Even the best-laid lines of style and trends can be undone if you add a focal point which minimizes the vertical effect. For example, wear a low-placed focal point (colourful shoes, border on skirt) and you draw the eye downward, which in turn ruins the illusion of slimness and height. However, all you have to do is wear something eye-catching up high as a counterbalance (an accessory, statement jewelry, make-up or hairstyle) to move the eye upward. Ta-da!


Beware the Stretchy Stripe

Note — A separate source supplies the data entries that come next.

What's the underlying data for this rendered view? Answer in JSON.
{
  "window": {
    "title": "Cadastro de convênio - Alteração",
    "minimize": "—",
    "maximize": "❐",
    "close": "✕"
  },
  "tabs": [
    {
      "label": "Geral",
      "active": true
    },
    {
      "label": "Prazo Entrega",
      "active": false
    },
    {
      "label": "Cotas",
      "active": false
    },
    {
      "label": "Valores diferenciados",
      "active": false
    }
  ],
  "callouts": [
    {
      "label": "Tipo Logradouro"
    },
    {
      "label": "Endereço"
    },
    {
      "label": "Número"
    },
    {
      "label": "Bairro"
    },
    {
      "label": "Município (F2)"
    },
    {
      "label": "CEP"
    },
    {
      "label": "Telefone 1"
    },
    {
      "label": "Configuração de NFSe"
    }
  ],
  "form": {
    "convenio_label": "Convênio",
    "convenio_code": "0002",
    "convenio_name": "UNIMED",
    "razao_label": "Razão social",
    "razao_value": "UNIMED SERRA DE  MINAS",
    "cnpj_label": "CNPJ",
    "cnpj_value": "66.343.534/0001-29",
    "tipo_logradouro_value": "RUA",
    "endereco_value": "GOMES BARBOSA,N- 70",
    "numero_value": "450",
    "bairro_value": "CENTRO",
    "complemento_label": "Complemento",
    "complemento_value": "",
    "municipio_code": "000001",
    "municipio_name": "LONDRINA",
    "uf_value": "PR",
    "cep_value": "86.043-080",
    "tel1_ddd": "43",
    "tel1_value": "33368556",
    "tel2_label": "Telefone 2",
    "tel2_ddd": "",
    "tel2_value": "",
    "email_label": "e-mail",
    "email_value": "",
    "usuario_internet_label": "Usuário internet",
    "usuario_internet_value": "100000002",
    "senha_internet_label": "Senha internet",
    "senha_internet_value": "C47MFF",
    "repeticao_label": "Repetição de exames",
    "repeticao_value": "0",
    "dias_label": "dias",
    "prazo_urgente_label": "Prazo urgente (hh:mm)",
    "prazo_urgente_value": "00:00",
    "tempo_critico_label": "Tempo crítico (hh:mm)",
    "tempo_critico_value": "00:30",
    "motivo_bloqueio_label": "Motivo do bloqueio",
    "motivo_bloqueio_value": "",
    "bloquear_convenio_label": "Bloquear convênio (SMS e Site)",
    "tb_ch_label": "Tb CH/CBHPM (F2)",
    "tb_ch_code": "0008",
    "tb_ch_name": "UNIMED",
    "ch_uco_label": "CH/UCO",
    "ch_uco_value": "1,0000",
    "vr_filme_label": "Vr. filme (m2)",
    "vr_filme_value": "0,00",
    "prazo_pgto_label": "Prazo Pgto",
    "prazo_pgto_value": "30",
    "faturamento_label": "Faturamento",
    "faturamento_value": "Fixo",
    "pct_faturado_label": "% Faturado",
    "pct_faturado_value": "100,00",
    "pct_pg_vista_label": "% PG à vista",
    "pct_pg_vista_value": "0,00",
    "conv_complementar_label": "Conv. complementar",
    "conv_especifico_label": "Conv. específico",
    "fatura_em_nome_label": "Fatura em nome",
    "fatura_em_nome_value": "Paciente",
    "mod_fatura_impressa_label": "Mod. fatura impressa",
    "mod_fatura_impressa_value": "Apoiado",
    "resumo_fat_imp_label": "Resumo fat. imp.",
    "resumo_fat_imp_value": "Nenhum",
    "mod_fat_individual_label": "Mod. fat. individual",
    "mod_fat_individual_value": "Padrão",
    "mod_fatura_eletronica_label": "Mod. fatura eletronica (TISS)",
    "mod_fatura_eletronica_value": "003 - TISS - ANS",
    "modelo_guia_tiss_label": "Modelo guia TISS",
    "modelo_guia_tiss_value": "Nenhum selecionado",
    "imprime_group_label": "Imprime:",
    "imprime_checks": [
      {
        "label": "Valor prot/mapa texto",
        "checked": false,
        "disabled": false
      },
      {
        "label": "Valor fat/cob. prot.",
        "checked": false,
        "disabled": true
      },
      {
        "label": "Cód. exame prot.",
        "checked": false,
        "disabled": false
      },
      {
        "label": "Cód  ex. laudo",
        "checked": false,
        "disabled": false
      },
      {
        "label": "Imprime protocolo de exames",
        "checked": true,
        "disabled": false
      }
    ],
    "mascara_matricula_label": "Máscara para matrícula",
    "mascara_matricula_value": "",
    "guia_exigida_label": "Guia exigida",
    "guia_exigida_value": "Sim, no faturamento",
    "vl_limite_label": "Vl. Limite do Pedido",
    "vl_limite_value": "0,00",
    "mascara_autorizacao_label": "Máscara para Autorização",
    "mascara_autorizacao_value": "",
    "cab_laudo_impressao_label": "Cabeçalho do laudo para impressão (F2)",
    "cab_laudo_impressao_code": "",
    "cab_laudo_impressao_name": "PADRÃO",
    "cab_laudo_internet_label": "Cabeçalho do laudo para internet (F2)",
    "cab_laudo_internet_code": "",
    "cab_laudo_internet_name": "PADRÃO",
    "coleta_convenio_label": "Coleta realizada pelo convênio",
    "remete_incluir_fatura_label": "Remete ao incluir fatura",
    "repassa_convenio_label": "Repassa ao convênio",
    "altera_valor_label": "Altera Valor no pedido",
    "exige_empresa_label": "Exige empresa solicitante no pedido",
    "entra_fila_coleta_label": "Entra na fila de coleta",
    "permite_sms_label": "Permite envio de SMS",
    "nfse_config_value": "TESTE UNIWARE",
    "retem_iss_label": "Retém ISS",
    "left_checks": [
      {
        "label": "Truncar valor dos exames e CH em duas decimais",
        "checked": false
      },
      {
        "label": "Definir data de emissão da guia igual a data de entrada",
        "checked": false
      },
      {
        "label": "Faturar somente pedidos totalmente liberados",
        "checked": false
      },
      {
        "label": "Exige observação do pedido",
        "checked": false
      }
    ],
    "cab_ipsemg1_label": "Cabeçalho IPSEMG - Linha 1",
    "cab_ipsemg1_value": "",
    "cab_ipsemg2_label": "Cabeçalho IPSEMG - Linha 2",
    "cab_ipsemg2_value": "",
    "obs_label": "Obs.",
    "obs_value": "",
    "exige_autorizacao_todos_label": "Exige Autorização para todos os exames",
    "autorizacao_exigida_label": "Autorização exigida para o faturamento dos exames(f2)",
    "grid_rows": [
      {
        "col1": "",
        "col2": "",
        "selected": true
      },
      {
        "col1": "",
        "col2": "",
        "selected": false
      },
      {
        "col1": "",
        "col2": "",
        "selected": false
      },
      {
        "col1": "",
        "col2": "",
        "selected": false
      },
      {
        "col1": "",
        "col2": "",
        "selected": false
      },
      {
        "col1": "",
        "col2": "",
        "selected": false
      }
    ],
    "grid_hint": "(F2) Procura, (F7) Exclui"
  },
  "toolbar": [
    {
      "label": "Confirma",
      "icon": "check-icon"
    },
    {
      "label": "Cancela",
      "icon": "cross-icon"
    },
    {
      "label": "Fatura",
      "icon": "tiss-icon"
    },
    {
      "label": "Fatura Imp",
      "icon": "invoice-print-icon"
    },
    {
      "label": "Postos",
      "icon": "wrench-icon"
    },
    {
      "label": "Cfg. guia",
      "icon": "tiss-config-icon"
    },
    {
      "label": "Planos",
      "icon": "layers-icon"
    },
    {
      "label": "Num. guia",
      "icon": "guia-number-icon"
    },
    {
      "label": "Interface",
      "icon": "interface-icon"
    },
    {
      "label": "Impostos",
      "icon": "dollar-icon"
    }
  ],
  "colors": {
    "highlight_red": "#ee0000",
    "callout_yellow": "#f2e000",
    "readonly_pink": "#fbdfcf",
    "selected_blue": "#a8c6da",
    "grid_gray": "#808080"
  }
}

While it’s well-known that vertical stripes elongate your appearance, some fabrics undo all the good of those stripes. Stretchy, clingy fabrics with vertical stripes can stretch out of shape where you are widest and end up accentuating what you want to camouflage. Stick with non-stretchy fabrics and a semi-fitted silhouette for stripe success.

Toe the Line

Wow! Who knew design lines exerted so much influence over how people perceive your physical appearance? Did you know it also affects them psychologically? It’s true. Tall is associated with strong (think trees, skyscrapers, and pro basketball players). Someone with “upright” morals is viewed as having strong beliefs. So it’s natural to view someone who walks tall or has an elongated appearance to be some kind of authority.

You can use vertical design to as part of your plan for how to dress slimmer. If you want to appear more professional, more authoritative (and slimmer and taller), be sure to incorporate vertical elements. After all, pinstripes for menswear hasn’t lost its pro touch!


A: 1. pintucks in shirt, 2. skinny pants, 3. high focal point with button on collar
B: 1. one colour outfit, 2. raglan neckline drawing attention upwards, 3. embellished collar, 4. pointy toe shoes.
C: 1. outer vertical colour flow, 2 .strong focal point blouse
D: 1. semi fitted tubular dress, 2. vertical pattern, 3. pointy toe shoes
E: 1. solid coloured dark dress 2. eyes up focal point – white shirt, 3. pointy toe shoes.
F: 1. solid coloured dress
G: 1. knee high boots, 2. striped coat, 3. focal point on shoulders and at neck, 4. high heels, 5. pointy toe shoes.
H: 1. gored skirt, 2. high waistband on skirt, 3. high focal point – leopard blouse
I: 1. vertical pattern in skirt, 2. pointed toe shoes